    2. You argue that ‘… overall, the winners among the world’s poor from rising food prices must exceed the losers.’ This ignores distributional and market failure issues. 50% of farmers in East and Southern Africa and in India are net food buyers: these folk suffer from high food prices which may even lead them to reduce production (due to increased seasonal finance constraints).Your statement assumes that (larger, less poor) producers rely heavily on purchased labour and that high food prices lead to higher wages (real wages relative to food price). Is there empirical evidence for this being the overall impact, without other fundamental technical and institutional changes (which are largely absent where the poor are concentrated)?

    The implications for northern agricultural subsidies are more nuanced. Subsidies for cash crops and livestock products are definitely damaging for the south. The case for stopping cereal subsidies is more complex. As these subsidies have fallen so have world food stocks, while prices and price instability have risen – leading to (welcome) demands for more investment in agriculture but major concerns about harm to the poor – and some calls for increased physical stock holdings in the North …..

    We then come back to the question about high food prices being good or bad for poverty reduction.

    1. Andrew

      Thanks. I’ve been trying to hunt down the data for this (which is why I haven’t written a blog post about it yet!) so if you can point me in the right direction I’d be most grateful.

      Is it plausible that average real incomes in rural areas go down when food prices go up (ie that the price effect exceeds the income effect)? It seems counter-intuitive to me.

      It seems to me that, in the long run, we should be welcoming rising food prices (and increases in other commodities), for two reasons.

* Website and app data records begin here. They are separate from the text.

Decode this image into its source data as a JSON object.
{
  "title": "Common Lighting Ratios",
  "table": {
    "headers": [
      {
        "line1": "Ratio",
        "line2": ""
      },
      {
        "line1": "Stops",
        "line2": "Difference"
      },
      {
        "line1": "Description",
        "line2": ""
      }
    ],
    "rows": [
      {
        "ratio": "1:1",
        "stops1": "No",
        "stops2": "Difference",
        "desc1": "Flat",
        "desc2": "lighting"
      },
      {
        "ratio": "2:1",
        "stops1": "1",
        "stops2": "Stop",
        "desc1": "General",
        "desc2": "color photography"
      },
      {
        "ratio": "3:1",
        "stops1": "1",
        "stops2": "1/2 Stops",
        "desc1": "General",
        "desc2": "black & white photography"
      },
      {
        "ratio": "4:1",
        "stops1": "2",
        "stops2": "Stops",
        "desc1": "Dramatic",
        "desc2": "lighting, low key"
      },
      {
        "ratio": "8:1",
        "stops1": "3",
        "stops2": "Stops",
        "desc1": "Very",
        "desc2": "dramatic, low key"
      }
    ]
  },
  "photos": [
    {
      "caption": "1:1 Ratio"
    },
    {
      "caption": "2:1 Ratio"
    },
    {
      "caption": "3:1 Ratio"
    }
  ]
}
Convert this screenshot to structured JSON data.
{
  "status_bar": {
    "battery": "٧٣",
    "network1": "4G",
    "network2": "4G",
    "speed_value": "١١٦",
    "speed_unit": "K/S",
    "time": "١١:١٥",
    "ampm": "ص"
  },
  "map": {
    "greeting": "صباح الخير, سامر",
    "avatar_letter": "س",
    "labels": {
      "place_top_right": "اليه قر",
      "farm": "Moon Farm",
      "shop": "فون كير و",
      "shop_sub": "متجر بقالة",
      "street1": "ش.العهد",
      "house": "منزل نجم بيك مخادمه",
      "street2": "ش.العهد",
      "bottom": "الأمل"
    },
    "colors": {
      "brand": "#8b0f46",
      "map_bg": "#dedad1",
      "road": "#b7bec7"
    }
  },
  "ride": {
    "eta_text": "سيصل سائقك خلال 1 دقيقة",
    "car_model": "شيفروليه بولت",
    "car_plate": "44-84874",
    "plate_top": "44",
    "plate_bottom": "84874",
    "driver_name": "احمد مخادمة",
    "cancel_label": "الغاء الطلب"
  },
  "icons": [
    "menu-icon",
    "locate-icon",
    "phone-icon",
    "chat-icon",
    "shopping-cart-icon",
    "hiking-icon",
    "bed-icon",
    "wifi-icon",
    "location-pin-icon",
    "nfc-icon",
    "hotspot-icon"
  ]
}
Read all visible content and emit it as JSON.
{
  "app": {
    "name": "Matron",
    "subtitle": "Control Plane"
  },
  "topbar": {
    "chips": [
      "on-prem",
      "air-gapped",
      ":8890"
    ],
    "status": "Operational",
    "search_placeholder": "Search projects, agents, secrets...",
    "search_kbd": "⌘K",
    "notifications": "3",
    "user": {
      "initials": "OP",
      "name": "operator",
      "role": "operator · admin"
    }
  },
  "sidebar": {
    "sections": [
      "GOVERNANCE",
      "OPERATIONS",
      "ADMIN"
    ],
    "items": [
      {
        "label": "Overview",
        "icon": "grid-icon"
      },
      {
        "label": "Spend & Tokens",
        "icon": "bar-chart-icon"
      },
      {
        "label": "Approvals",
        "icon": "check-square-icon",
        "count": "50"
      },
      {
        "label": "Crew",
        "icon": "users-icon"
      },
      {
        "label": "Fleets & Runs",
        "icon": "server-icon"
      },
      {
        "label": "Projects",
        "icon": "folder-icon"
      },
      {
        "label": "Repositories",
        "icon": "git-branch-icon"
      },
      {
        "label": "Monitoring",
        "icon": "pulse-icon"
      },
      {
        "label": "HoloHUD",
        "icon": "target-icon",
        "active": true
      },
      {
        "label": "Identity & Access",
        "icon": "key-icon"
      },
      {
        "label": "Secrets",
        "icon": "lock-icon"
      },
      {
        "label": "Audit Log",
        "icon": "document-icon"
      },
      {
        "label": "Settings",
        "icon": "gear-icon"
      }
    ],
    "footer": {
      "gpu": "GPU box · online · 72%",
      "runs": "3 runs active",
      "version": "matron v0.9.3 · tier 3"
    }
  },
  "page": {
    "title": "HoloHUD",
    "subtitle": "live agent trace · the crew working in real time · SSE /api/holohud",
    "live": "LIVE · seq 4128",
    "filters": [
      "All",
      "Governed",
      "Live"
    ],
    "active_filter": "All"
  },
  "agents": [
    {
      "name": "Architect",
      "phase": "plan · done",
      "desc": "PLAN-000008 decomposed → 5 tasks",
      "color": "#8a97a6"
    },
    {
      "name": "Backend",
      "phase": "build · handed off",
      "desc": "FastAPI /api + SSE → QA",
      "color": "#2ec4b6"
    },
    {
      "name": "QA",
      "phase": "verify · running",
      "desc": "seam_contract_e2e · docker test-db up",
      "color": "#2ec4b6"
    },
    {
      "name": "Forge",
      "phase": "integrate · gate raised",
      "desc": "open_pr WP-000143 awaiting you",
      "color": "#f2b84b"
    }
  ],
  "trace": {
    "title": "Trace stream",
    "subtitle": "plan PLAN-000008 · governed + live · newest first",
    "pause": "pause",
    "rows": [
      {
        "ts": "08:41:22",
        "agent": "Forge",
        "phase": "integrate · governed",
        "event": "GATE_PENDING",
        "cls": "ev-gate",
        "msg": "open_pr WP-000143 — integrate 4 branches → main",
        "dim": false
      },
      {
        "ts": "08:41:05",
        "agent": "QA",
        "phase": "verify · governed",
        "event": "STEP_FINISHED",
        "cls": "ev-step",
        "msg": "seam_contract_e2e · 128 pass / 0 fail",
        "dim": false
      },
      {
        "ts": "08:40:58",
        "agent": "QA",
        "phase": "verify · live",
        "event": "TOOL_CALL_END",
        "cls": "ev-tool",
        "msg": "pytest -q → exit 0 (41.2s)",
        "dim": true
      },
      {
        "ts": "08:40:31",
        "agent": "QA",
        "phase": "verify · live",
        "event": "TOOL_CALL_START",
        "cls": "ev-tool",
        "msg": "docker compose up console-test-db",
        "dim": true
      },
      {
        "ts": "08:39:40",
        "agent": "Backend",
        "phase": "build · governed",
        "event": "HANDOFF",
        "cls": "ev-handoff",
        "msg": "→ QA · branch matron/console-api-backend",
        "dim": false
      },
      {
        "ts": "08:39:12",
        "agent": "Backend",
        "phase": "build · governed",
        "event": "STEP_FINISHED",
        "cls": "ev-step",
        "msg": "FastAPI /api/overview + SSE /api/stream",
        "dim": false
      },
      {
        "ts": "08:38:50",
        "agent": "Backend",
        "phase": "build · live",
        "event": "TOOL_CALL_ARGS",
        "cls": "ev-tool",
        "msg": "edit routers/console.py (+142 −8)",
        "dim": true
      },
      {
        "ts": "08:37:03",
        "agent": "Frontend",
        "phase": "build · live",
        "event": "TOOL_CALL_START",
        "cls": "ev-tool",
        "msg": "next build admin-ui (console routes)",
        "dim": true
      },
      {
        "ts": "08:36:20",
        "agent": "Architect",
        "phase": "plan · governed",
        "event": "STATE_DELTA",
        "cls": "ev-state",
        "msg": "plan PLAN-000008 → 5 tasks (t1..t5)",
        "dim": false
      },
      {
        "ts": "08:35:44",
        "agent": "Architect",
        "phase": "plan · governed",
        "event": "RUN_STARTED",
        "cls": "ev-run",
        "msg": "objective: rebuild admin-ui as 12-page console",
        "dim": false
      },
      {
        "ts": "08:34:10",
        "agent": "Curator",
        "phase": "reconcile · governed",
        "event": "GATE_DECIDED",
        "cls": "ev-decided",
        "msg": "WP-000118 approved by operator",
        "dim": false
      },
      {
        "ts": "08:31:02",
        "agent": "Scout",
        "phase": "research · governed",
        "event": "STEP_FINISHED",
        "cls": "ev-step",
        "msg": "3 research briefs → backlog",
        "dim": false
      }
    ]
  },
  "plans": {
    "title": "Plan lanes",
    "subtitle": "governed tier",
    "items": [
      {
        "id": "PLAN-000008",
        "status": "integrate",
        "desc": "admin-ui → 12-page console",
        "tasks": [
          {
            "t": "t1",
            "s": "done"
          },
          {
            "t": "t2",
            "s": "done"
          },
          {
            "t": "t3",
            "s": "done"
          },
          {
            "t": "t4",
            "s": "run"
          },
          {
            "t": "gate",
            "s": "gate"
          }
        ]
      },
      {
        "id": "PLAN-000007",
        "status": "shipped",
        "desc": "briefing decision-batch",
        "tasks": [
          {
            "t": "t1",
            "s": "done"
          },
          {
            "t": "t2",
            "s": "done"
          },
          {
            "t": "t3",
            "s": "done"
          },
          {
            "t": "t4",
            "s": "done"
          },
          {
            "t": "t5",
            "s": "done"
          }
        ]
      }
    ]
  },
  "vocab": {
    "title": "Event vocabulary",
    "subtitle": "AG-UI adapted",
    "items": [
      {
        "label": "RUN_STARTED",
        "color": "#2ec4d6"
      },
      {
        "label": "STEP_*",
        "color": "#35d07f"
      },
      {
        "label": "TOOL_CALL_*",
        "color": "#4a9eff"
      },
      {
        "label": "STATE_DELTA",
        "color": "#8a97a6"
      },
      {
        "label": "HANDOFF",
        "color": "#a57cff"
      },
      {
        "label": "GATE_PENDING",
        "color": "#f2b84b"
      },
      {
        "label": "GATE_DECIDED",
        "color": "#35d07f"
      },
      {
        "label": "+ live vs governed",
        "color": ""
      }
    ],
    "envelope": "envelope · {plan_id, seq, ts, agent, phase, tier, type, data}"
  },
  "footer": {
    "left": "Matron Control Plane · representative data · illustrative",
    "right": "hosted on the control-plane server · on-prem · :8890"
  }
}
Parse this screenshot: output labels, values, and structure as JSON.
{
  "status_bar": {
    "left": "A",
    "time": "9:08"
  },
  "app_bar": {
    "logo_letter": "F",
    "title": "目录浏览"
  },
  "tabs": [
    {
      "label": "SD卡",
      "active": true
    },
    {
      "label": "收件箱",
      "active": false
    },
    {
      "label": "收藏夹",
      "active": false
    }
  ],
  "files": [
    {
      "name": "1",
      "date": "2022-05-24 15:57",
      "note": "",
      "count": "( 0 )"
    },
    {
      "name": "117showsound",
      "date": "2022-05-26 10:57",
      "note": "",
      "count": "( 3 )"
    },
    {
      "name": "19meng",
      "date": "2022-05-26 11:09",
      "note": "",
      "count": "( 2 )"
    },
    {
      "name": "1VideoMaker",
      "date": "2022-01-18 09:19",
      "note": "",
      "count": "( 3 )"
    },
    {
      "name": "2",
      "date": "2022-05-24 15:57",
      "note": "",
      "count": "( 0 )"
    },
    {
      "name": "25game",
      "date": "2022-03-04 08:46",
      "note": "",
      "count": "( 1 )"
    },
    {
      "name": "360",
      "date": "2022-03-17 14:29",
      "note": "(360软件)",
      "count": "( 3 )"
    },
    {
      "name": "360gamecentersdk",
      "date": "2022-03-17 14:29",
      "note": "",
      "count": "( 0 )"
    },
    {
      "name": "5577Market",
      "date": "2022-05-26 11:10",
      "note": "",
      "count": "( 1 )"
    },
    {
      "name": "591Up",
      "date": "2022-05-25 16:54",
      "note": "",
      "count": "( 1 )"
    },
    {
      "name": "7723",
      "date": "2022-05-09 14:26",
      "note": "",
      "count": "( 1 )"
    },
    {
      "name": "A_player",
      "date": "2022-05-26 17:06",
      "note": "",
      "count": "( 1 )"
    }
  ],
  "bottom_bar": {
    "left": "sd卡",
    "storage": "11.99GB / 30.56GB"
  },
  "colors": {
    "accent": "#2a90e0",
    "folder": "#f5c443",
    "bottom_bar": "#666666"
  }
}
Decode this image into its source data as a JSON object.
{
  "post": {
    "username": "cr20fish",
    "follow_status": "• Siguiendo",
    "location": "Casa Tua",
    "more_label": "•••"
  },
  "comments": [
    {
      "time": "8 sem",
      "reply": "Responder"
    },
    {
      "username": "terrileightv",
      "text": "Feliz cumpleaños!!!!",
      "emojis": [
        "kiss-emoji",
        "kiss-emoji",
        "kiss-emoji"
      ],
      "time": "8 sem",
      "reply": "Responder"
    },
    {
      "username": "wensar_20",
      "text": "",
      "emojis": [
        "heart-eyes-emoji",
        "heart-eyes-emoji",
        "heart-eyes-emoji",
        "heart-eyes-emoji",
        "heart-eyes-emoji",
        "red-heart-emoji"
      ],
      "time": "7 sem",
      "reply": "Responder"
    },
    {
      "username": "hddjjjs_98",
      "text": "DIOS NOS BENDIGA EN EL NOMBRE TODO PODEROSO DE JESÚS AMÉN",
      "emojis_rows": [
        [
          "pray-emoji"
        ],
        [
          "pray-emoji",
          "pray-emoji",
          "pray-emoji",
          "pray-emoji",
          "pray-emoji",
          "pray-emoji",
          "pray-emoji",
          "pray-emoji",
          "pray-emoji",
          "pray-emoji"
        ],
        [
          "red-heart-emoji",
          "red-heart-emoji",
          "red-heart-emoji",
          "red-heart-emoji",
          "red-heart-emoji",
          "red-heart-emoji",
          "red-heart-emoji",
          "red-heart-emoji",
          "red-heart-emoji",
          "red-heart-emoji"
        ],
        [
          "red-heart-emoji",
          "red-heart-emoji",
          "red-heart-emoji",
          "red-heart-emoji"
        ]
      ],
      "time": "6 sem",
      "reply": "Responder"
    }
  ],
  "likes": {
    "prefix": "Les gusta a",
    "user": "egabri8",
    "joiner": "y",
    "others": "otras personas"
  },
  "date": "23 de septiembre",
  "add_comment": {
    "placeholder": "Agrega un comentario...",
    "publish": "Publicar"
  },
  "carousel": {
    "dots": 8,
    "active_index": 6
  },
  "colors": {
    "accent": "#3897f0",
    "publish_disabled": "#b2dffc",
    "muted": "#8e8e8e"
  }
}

First, it represents an improvement in the terms of trade for developing countries, including the rural poor; and second if we are concerned about long-run scarcity, rising prices is what we need.

      Obviously we need to take care of the distributional effects; but those are no reason to try to escape what seems to be a desirable long-run trend.

      Owen

  8. Nice answers to simplistic questions.

    To the question about how urgent it is to act, I would add that it is not urgent that we all act. What is more important than just acting is how we act. A lot of misguided harmful things happen because well intentioned people feel they must act and do so before informing themselves about what works and what unintended effects should be avoided.

  9. Pingback: Can we end poverty, on a postcard? | Humanosphere

  10. Pingback: Round-up of the week | development6057

Leave a Reply

Your email address will not be published. Required fields are marked *